REQUIRED WORK:
When you copy the data that follows, reproduce every word exactly and leave out the images.

ENTRIES SUPPLIED:
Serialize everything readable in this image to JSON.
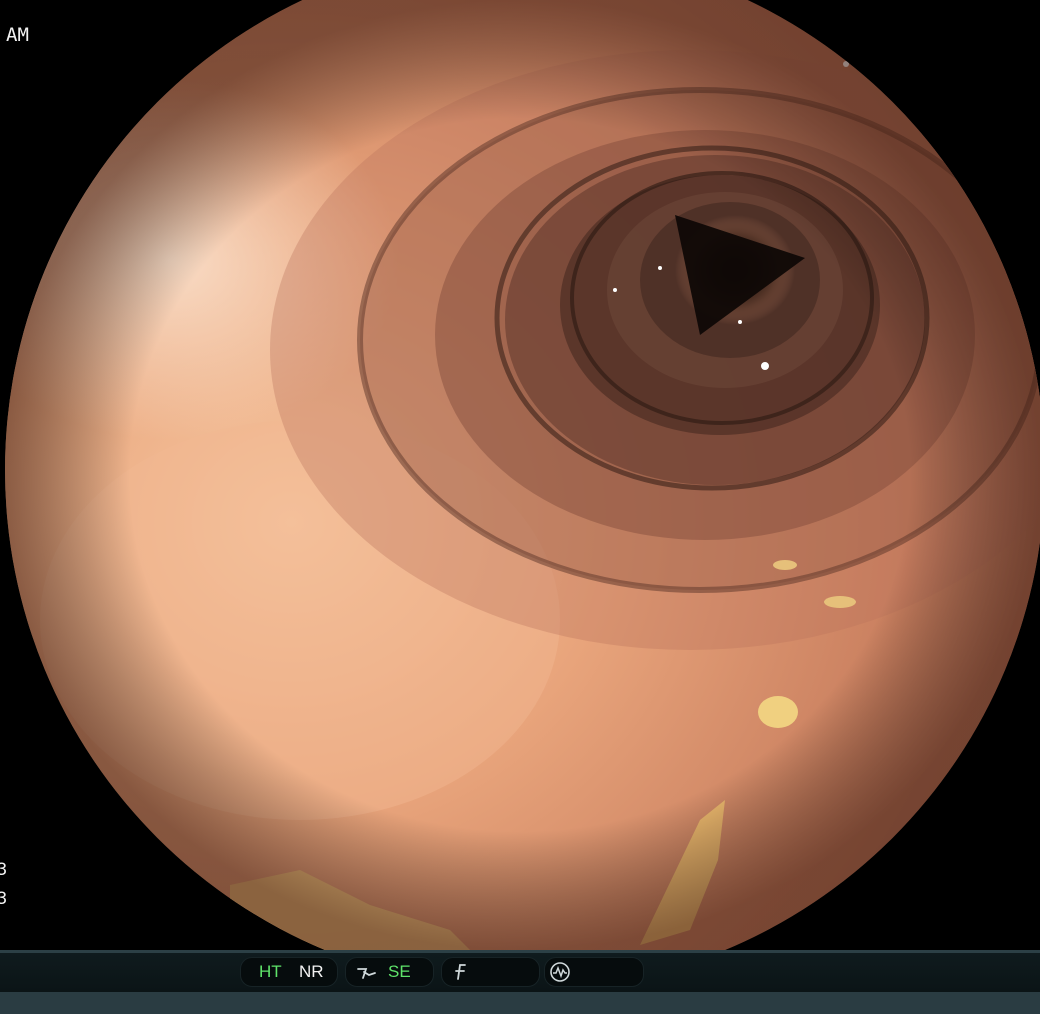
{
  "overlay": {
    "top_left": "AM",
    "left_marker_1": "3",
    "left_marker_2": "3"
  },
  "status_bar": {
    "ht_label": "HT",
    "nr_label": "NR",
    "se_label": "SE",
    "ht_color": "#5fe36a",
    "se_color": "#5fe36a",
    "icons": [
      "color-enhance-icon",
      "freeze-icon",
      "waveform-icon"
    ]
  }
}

WRITTEN RESPONSE:
Serialize everything readable in this image to JSON.
{
  "overlay": {
    "top_left": "AM",
    "left_marker_1": "3",
    "left_marker_2": "3"
  },
  "status_bar": {
    "ht_label": "HT",
    "nr_label": "NR",
    "se_label": "SE",
    "ht_color": "#5fe36a",
    "se_color": "#5fe36a",
    "icons": [
      "color-enhance-icon",
      "freeze-icon",
      "waveform-icon"
    ]
  }
}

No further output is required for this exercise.